Workers most likely to be exposed to diesel exhaust include drive-in booth operators, miners, construction workers, oil and gas workers, forklift drivers, loading dock workers, truck drivers, farmworkers, stevedores, and vehicle maintenance workers.
The major source of workplace exposure to diesel exhaust is from heavy vehicles that use diesel fume like trucks, buses, trains, tractors, ships, bulldozers and fork lift trucks.
This webinar will show you where there may be diesel exhaust hazards in your workplace, how you can evaluate the risk of exposure (including how to go about air sampling), when it can start to become a major problem, and how you can reduce the risk of exposure to diesel exhaust in the workplace.
Who is this presentation for?
This webinar is for businesses of any size where workers may be exposed to diesel exhaust, like in vehicle repair workshops, tunnels, partially covered roadways and walkways.
Business managers, workers and worker representatives will find valuable information on how to protect themselves and their workmates. Work health and safety regulator staff (inspectors and advisors) and work health and safety professionals, industry bodies and others who offer advice will also find helpful information in this video.
About the presenter
Jen Hines and Dr Brian Davies are both occupational hygienists. Occupational hygienists help businesses to identify and eliminate or control workplace health hazards.
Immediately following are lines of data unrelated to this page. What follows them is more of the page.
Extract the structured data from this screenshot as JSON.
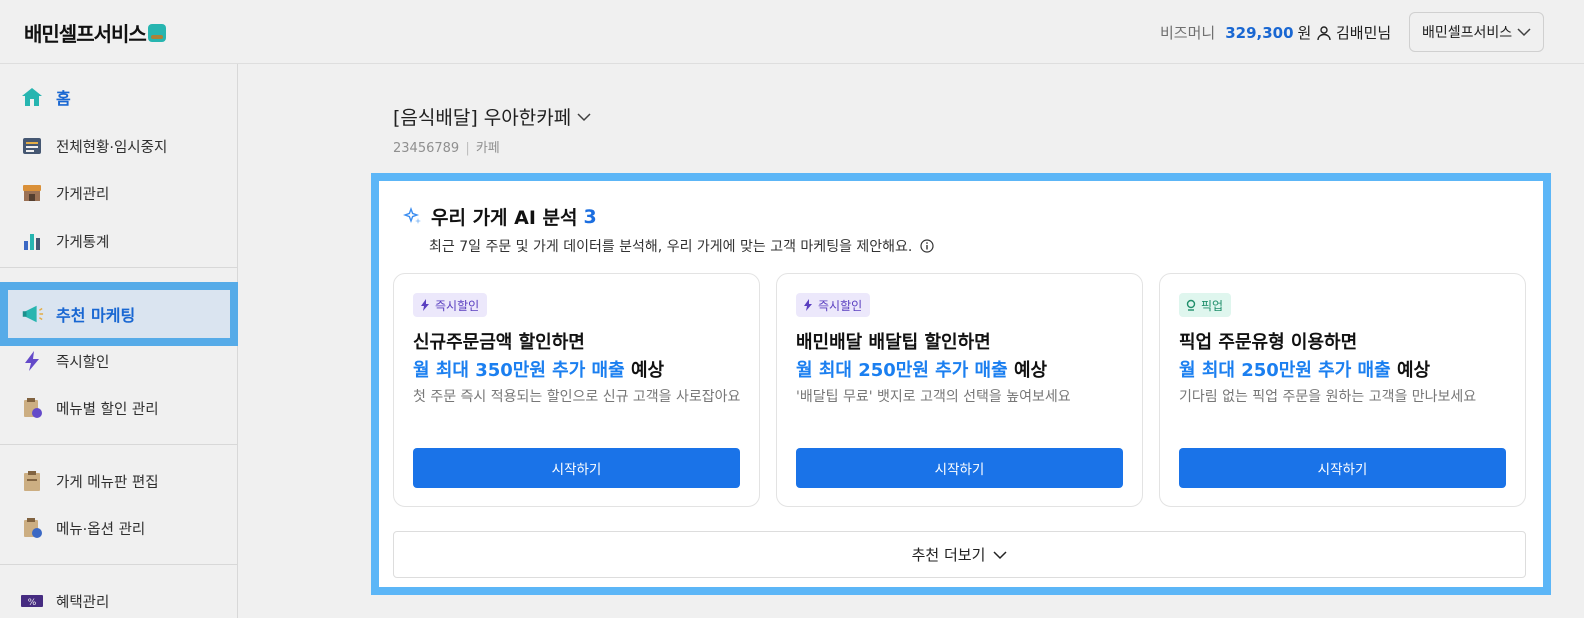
{
  "header": {
    "logo": "배민셀프서비스",
    "bizmoney_label": "비즈머니",
    "bizmoney_amount": "329,300",
    "bizmoney_unit": "원",
    "user_name": "김배민님",
    "store_select": "배민셀프서비스"
  },
  "sidebar": {
    "items": [
      {
        "label": "홈",
        "icon": "home-icon"
      },
      {
        "label": "전체현황·임시중지",
        "icon": "dashboard-icon"
      },
      {
        "label": "가게관리",
        "icon": "store-icon"
      },
      {
        "label": "가게통계",
        "icon": "bar-chart-icon"
      },
      {
        "label": "추천 마케팅",
        "icon": "megaphone-icon"
      },
      {
        "label": "즉시할인",
        "icon": "lightning-icon"
      },
      {
        "label": "메뉴별 할인 관리",
        "icon": "menu-discount-icon"
      },
      {
        "label": "가게 메뉴판 편집",
        "icon": "menu-board-icon"
      },
      {
        "label": "메뉴·옵션 관리",
        "icon": "menu-option-icon"
      },
      {
        "label": "혜택관리",
        "icon": "coupon-icon"
      }
    ]
  },
  "store": {
    "title": "[음식배달] 우아한카페",
    "id": "23456789",
    "separator": "|",
    "category": "카페"
  },
  "ai_panel": {
    "title": "우리 가게 AI 분석",
    "count": "3",
    "description": "최근 7일 주문 및 가게 데이터를 분석해, 우리 가게에 맞는 고객 마케팅을 제안해요.",
    "cards": [
      {
        "tag": "즉시할인",
        "line1": "신규주문금액 할인하면",
        "highlight": "월 최대 350만원 추가 매출",
        "suffix": " 예상",
        "desc": "첫 주문 즉시 적용되는 할인으로 신규 고객을 사로잡아요",
        "button": "시작하기"
      },
      {
        "tag": "즉시할인",
        "line1": "배민배달 배달팁 할인하면",
        "highlight": "월 최대 250만원 추가 매출",
        "suffix": " 예상",
        "desc": "'배달팁 무료' 뱃지로 고객의 선택을 높여보세요",
        "button": "시작하기"
      },
      {
        "tag": "픽업",
        "line1": "픽업 주문유형 이용하면",
        "highlight": "월 최대 250만원 추가 매출",
        "suffix": " 예상",
        "desc": "기다림 없는 픽업 주문을 원하는 고객을 만나보세요",
        "button": "시작하기"
      }
    ],
    "more_label": "추천 더보기"
  },
  "colors": {
    "accent_blue": "#1a73e8",
    "highlight_border": "#5cb6f7",
    "active_bg": "#e8f3ff"
  }
}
Jen has been working as an occupational hygienist for over 15 years and works across a variety of industries including large underground mining operations and small to medium sized businesses.
Brian is an industry leader in ways to control diesel particulate matter. He has worked in various industries including steel, mining, aviation and education and has been involved with the issue of diesel emissions since the mid-1970s.
- Safe Work Australia Guidance for managing the risks of diesel exhaust
- Australian Institute of Occupational Hygienists website
- AIOH paper on diesel particulate matter
- UK Health and Safety Executive information on Diesel Engine Exhaust Emissions